When we were walking to our Airbnb earlier in the day, we noticed it was near a bunch of authentic-looking Chinese restaurants.  I can be a little be picky (I guess the sentence can just stop there, but in this case I'm adding to it) when it comes to Chinese food since getting spoiled with the real deal in China.  However, these places really looked like they were teleported straight from China to Valencia, so when the place I'd planned for us to eat paella (Valencia's claim to fame) at was closed, we settled for Chinese.  We shared a few plates family style, and I think we can both agree it was the best Chinese food we've had outside of China.

The next day we really had one thing on the agenda: ride bikes.  On our way to the bike rental shop, though, we stopped at the Torres de Serranos, one of twelve gates that was once a part of Valencia's city wall.  The tower was open (and free!), so we climbed to the top, a nice unexpected surprise as we didn't know we'd be able to do so.  

D - This tower checked all the boxes for a cool experience on a trip: surprising, spontaneous, totally accessible, and uncrowded (in fact at times we were the only ones there).  It was this awesome remnant of the past squeezed right in the middle of the modern city.

We decided on a tandem bike that we rented from Valencia Bikes and spent the next nearly four hours riding through the Jardines del Turia, a massive urban park that was once a riverbed (after a terrible flood in 1957 the Turia River was diverted from the center of the city, and the park was created.  It's really a fantastic space, with sports fields, playgrounds, gardens, trails, and at one end, the City of Arts and Sciences.), and then along a little bit of the coast.  This was, hands down, my favorite part of our time in Valencia, and maybe even our entire six-day train trip.

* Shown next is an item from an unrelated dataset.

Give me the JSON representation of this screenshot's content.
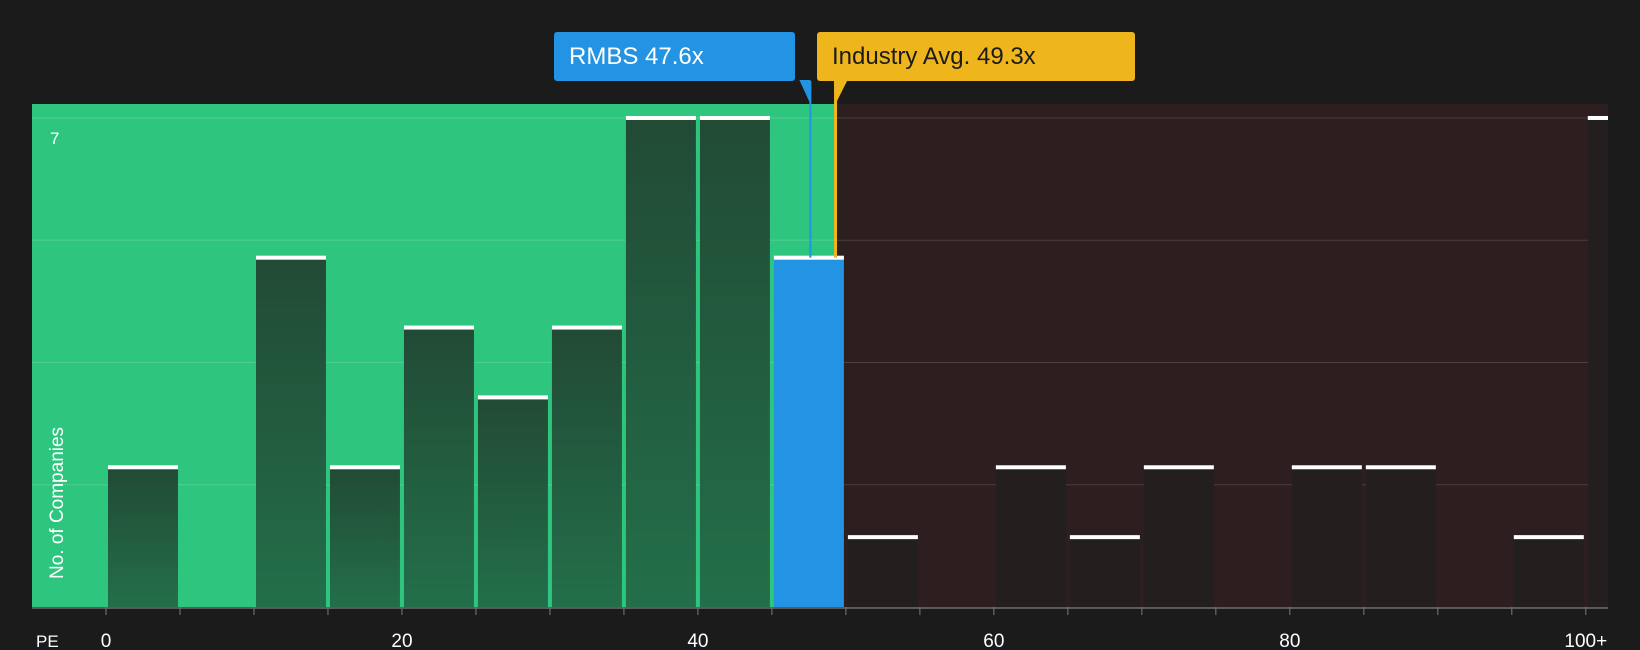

D - We weren't sure at first about a tandem bike, since they are a bit trickier to handle than standard bikes, but we're really glad we ended up getting it.  On a tandem, couples can talk together while riding, which is something we really appreciated.  Unfortunately, we left little time to get back to return our bike on time, so the return part of our journey was a bit stressful (as I got us a bit lost), and sweaty (as I was wearing a jacket in like 70 degree weather).  I guess we should have rented for the full day instead of the half day!

We returned our bike, picked up our bags at the Airbnb, had a quick lunch at the train station, and took a BlaBlaCar back to Madrid.  (For all you uninitiated Americans out there, BlaBlaCar is a ride sharing service where a person who owns a car and is about to take a journey - i.e. Valencia to Madrid - posts where they are going, when, what kind of car they have, how much space they have for people and bags, etc., and then people looking to go on that same route sign up and share in the fuel/operating costs of the car.  In most all cases it's cheaper than trains and planes, but maybe not always at the times/locations you want.  Because of the time/location factor, we've only done BlaBlaCar twice (once in Scotland and once in Spain), but both experiences have been good and I need to remember to look into it more often when planning trips!)  

Anyways.  I think if you've made it this far, you can tell that Valencia wasn't as bad as some people made it out to be, in fact, it was rather nice.  (In my opinion) it doesn't have loads of sights to see, but it does have the beach, the fabulous park cutting through the middle of town, the futuristic City of Arts & Sciences, the Holy Grail, and açai bowls, so really, what's not to love?  If we ever return, I'd like to go inside the cathedral, as well as some of the museums that make up the City of Arts & Sciences, and of course, eat some more açai ;)